* Your task *
From the data below, return each line in which the string "this" is found.
========
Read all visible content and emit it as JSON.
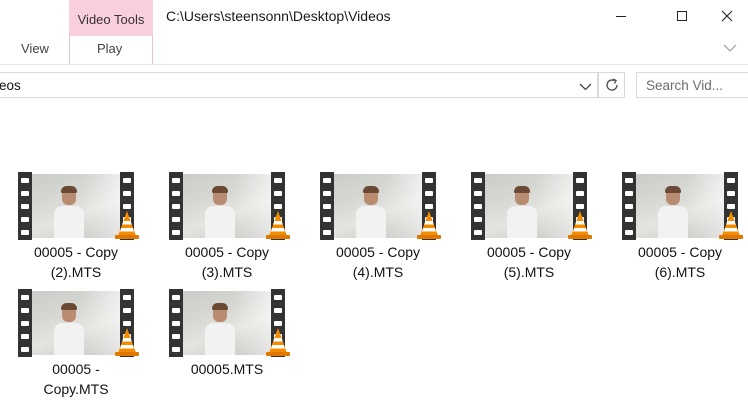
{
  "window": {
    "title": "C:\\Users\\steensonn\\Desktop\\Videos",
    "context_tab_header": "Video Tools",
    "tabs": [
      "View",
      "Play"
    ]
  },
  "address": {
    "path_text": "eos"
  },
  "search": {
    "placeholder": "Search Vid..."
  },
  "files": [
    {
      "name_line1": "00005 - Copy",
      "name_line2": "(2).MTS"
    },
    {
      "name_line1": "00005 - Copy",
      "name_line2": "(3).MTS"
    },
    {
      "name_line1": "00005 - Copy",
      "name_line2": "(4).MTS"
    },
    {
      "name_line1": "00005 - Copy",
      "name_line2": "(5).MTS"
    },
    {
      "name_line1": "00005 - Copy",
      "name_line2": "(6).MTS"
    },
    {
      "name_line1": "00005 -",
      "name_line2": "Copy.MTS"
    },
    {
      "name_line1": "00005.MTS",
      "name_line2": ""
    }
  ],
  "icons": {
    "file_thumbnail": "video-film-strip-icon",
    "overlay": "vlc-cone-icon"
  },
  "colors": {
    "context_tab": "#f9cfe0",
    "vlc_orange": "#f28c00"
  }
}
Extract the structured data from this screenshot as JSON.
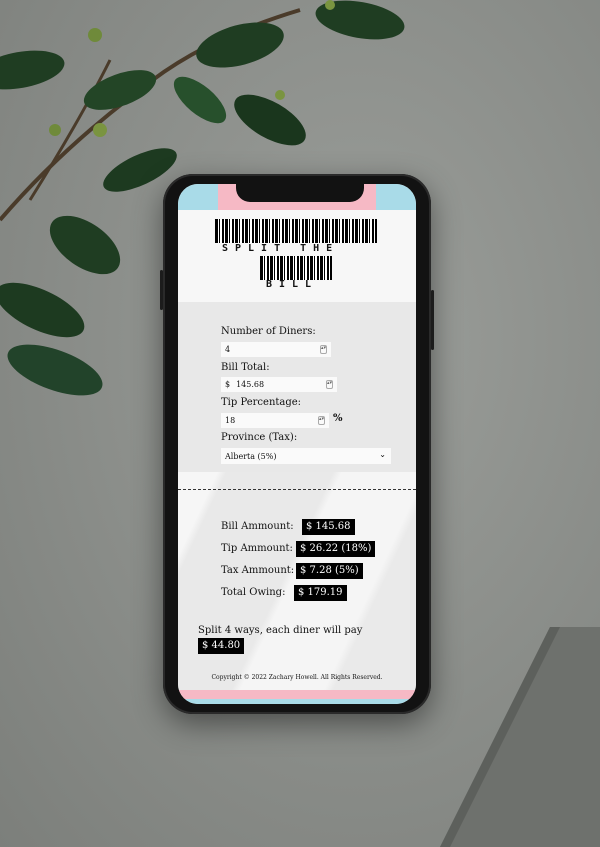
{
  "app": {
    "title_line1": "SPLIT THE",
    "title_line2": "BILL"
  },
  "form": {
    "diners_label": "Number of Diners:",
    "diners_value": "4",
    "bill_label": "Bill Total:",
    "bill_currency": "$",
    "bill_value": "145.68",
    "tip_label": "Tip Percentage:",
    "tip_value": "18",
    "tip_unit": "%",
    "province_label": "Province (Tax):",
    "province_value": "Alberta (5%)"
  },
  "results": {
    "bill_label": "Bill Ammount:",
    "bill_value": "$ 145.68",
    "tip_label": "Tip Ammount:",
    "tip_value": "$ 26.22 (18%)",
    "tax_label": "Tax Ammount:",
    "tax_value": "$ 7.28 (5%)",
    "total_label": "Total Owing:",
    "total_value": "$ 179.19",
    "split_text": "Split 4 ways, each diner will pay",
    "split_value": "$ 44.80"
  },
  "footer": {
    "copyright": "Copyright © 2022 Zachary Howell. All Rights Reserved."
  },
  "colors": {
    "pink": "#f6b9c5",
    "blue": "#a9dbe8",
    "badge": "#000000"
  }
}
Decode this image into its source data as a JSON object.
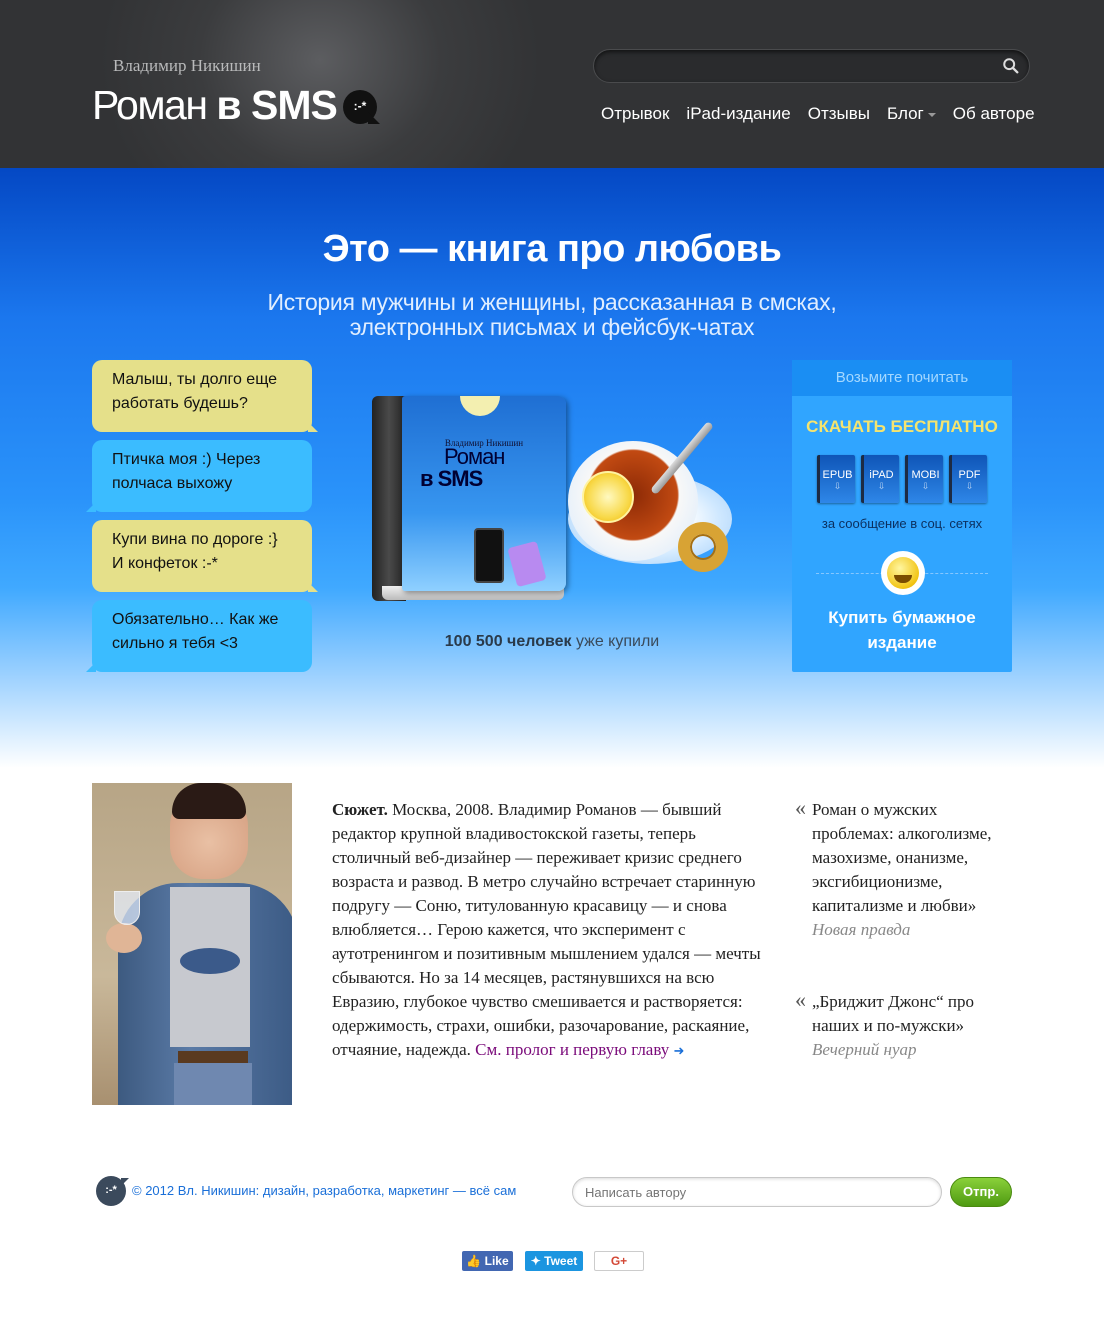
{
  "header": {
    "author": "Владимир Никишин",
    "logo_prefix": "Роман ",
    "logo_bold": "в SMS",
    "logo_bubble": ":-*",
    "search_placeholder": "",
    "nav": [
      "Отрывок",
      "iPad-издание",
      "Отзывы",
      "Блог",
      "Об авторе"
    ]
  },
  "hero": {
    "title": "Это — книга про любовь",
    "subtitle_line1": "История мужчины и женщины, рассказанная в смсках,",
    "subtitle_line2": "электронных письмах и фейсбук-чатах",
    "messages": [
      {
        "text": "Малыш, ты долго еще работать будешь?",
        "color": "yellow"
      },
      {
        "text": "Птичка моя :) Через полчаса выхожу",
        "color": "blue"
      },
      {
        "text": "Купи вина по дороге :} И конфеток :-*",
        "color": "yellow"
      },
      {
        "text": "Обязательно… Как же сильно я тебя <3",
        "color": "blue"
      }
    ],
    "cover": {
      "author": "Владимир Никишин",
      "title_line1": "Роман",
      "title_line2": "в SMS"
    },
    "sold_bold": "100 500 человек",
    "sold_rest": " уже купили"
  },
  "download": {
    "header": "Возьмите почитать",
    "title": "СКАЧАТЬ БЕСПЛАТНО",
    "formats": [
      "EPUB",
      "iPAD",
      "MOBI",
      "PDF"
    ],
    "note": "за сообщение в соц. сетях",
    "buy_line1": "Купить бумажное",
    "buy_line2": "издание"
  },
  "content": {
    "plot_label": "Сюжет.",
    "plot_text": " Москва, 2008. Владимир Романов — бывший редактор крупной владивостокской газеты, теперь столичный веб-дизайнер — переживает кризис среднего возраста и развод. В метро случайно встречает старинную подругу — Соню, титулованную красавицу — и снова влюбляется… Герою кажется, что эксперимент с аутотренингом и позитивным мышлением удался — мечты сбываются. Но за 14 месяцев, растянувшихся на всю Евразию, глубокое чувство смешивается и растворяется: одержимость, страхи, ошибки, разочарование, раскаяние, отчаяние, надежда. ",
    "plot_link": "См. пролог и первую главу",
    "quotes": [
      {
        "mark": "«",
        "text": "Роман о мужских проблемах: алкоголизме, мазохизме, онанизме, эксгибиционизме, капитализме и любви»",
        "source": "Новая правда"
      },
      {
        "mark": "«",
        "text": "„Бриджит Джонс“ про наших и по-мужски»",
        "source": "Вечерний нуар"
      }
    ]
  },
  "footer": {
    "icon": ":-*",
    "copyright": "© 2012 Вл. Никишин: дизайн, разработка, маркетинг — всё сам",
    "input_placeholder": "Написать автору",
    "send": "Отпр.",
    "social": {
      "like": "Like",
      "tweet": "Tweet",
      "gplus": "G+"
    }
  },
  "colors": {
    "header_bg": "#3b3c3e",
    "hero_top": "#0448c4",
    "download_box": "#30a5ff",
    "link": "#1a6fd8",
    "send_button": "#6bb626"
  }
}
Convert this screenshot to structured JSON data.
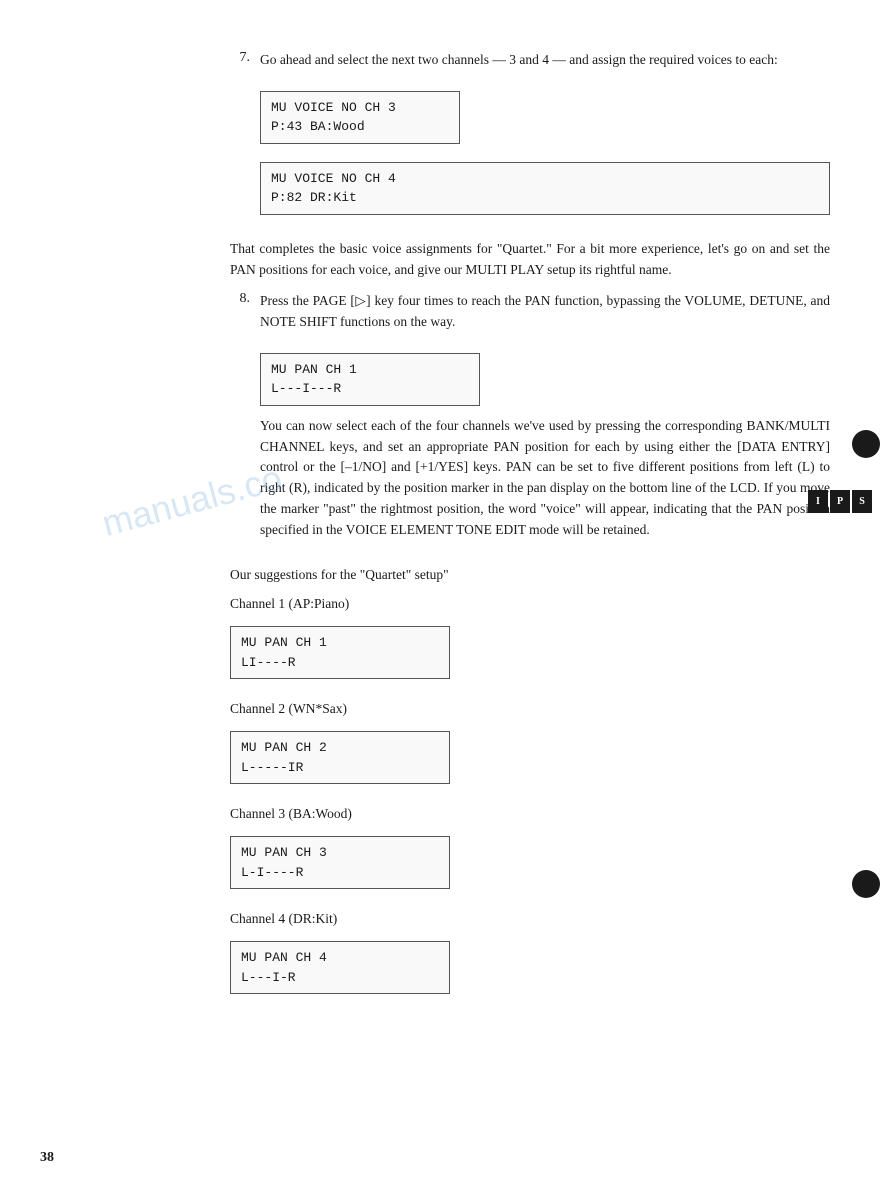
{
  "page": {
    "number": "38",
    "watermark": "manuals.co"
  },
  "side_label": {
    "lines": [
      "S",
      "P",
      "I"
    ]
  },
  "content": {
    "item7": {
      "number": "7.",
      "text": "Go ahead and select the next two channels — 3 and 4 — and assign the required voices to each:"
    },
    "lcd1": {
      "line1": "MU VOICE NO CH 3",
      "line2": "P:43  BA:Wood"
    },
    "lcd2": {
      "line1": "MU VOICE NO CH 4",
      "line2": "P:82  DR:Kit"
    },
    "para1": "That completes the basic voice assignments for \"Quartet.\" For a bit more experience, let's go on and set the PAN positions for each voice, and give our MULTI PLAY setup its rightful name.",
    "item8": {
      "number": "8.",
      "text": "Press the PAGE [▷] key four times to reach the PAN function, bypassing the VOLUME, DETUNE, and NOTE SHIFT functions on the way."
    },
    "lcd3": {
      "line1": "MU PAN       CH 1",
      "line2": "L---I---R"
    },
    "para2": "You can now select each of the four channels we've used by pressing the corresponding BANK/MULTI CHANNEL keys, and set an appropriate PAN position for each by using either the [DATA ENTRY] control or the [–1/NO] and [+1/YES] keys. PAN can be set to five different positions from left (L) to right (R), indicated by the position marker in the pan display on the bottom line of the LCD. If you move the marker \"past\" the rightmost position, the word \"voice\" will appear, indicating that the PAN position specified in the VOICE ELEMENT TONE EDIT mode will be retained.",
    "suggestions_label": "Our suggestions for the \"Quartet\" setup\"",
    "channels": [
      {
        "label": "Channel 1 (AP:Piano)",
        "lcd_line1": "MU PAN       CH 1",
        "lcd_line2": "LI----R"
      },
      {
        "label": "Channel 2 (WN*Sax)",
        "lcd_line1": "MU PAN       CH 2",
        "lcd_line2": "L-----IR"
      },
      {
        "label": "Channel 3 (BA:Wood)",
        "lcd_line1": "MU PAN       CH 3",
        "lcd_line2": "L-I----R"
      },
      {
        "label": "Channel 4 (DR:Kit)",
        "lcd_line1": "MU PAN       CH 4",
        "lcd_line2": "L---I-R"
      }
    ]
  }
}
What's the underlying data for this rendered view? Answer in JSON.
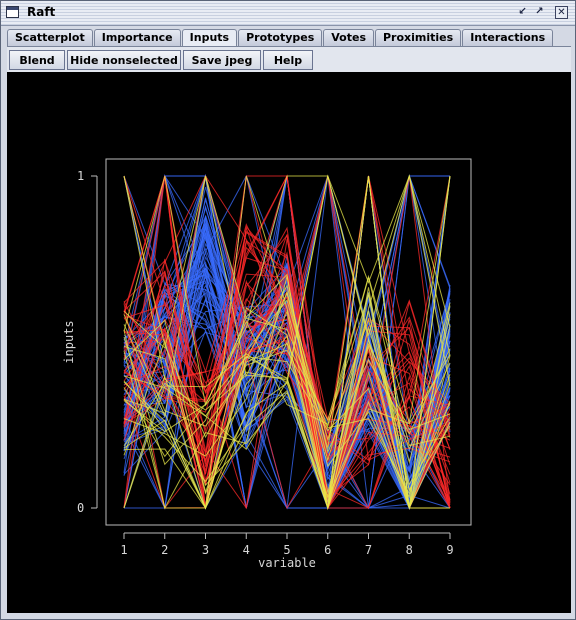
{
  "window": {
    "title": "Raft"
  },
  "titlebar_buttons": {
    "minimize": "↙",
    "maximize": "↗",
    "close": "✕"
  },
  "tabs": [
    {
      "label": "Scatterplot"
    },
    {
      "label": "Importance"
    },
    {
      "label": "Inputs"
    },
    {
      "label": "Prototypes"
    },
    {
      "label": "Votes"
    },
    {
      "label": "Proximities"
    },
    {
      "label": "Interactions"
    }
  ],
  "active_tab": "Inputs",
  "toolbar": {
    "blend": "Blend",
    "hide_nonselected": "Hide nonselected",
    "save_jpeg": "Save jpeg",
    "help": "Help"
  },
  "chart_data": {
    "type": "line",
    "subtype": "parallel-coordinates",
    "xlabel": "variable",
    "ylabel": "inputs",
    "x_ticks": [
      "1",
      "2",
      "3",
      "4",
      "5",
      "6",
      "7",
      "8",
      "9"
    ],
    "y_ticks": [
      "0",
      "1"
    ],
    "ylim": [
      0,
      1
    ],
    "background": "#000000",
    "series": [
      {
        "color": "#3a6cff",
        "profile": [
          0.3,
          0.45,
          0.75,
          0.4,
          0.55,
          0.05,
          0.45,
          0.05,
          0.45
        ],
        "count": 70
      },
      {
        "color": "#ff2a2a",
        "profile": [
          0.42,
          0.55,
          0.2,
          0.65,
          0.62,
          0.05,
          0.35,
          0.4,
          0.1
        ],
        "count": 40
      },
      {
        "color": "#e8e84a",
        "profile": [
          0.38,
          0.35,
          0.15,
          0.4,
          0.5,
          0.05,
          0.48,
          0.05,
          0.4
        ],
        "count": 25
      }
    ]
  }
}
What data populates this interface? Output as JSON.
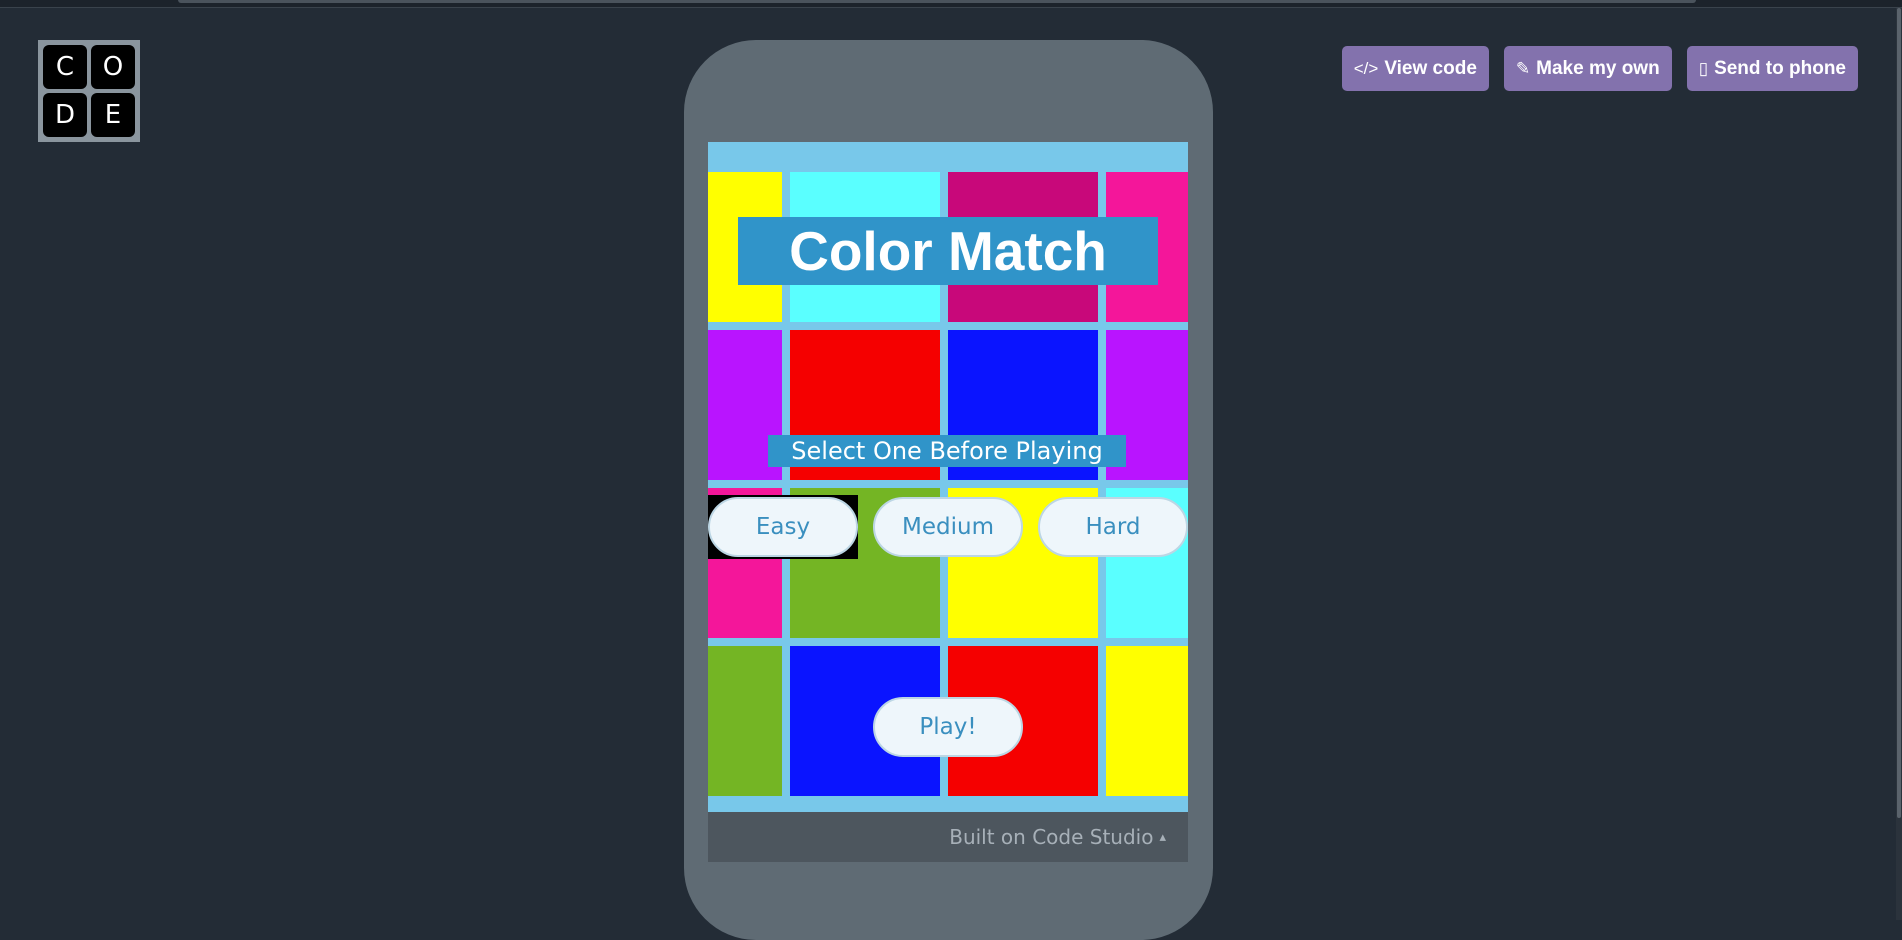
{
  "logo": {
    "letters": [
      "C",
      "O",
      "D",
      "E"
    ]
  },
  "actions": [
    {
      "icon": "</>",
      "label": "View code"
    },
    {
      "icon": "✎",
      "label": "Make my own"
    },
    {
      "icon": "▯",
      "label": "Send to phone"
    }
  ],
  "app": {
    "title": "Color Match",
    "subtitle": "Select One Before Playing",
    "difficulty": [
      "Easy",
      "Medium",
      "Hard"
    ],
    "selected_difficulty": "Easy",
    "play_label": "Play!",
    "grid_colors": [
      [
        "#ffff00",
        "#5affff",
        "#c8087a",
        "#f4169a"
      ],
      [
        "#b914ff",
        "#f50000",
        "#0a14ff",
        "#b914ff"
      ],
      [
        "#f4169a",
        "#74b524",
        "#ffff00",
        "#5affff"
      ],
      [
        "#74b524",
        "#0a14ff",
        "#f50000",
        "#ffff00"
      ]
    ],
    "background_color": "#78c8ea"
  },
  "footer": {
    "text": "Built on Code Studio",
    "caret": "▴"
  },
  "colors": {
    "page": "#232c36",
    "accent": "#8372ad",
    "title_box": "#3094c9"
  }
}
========
* Your solution *
Extract the structured data from this screenshot as JSON.
Decode this image into its source data as a JSON object.
Convert this screenshot to structured JSON data.
What's the underlying data for this rendered view? Answer in JSON.
What data populates this interface? Output as JSON.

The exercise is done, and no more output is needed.